You also need to be able to give clear, concise, and actionable feedback. If you are not the right person to conduct the teacher evaluation, consider finding someone who is. 

 

Step 2: Set Clear Goals and Expectations

Before you start the teacher evaluation process, it is important to set clear goals and expectations. What are you looking to get from the teacher evaluation? 

Are there certain areas you’d want to focus your attention to? Ensure these goals and expectations are communicated to the teacher being evaluated. 

 

Step 3: Choose the Right Method

There are several different ways to conduct teacher evaluations. Some evaluations are conducted in person, while others are done using video footage or student work samples. 

When choosing the right method for your teacher evaluation, consider what will work best given your resources and your specific goals and expectations. 

 

Step 4: Collect Data
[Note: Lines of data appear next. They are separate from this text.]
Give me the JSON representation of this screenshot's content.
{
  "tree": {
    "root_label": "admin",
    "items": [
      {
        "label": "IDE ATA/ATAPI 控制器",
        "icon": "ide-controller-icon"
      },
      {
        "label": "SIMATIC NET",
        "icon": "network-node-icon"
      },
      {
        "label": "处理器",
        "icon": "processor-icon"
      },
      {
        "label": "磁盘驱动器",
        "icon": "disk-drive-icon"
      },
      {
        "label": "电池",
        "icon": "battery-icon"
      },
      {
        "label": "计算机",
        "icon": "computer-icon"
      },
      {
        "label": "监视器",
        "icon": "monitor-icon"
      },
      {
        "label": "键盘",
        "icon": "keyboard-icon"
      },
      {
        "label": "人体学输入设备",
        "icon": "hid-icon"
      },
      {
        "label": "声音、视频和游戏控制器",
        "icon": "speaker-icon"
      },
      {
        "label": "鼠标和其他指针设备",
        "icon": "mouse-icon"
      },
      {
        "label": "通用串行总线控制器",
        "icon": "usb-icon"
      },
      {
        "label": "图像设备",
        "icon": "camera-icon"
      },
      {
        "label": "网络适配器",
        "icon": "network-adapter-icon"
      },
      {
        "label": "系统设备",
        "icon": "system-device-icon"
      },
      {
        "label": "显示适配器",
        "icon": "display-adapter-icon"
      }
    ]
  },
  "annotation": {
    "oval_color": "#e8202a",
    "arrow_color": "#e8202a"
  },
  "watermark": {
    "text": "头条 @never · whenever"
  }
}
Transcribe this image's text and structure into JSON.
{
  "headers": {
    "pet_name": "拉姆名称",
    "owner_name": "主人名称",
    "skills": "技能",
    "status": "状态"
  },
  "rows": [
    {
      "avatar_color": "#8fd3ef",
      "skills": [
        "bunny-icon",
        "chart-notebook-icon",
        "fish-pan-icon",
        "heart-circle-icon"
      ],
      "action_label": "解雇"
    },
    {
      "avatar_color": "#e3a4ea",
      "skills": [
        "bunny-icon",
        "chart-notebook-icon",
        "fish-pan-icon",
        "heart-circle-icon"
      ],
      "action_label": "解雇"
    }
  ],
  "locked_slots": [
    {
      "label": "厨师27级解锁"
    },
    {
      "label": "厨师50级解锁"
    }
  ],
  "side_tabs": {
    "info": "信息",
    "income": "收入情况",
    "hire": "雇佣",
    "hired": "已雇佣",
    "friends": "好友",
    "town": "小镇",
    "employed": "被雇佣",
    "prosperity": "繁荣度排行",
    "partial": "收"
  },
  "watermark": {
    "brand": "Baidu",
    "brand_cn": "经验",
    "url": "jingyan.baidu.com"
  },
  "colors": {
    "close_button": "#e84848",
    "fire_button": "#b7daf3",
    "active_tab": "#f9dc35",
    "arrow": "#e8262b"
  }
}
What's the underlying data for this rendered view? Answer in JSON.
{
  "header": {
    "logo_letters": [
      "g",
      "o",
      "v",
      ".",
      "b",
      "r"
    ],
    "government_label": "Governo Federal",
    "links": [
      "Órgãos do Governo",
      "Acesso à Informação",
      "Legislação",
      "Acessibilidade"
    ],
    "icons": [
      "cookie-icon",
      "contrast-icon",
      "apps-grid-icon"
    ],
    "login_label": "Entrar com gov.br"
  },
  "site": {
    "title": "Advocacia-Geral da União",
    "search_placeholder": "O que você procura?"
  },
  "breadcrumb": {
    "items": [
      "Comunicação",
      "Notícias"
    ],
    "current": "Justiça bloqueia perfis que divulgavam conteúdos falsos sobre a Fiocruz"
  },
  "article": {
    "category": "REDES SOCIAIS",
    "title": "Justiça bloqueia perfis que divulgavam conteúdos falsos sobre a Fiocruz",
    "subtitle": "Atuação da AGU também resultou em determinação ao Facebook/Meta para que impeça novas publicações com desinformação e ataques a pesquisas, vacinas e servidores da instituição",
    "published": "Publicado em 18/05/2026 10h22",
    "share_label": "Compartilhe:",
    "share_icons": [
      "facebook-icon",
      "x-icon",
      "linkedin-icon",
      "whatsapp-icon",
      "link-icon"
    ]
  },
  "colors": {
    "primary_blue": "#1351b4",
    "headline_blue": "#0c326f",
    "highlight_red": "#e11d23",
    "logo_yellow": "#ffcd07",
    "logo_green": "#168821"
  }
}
Once you have chosen the right method for conducting your teacher evaluation, it is time to start collecting data. This data can come from various sources, including teacher observations, student work samples, and surveys. 

Make sure you collect enough data to make an informed decision about the teacher’s performance.

 

Step 5: Make a Decision

After you have collected all of the data, it is time to decide the teacher’s performance. This decision should be based on the data you have collected and the specific goals and expectations you set at the beginning of the process. 

If you need help making this decision, consider involving other stakeholders, such as parents or administrators. 

 

Create a Teacher Evaluation Workflow with DATAMYTE

To conduct the perfect teacher evaluation format, you’ll need to create a comprehensive workflow for it. With DATAMYTE, you can access all the tools and features to do just that!

The DataMyte Digital Clipboard is a workflow automation tool that helps you collect and track data more efficiently. This teacher evaluation guide can help you get started on your teacher evaluation workflow and ensure that you are collecting the right data to make informed decisions about teachers’ performance.

With the DataMyte Digital Clipboard, you can create workflows that will help you conduct proper teacher evaluations and improve the overall quality of your school’s teacher evaluation process!

Contact us today to learn more about how DATAMYTE can help you streamline your teacher evaluations! We would be happy to discuss how our teacher evaluation guide can help you improve your teacher evaluations.

 

Conclusion

Teacher evaluations are necessary to maintain a high standard in your school’s educational system. By following the steps outlined above, you can ensure that your teacher evaluations are conducted effectively and that you are making the best decisions about your teachers’ performance. 

 

 

Related Articles: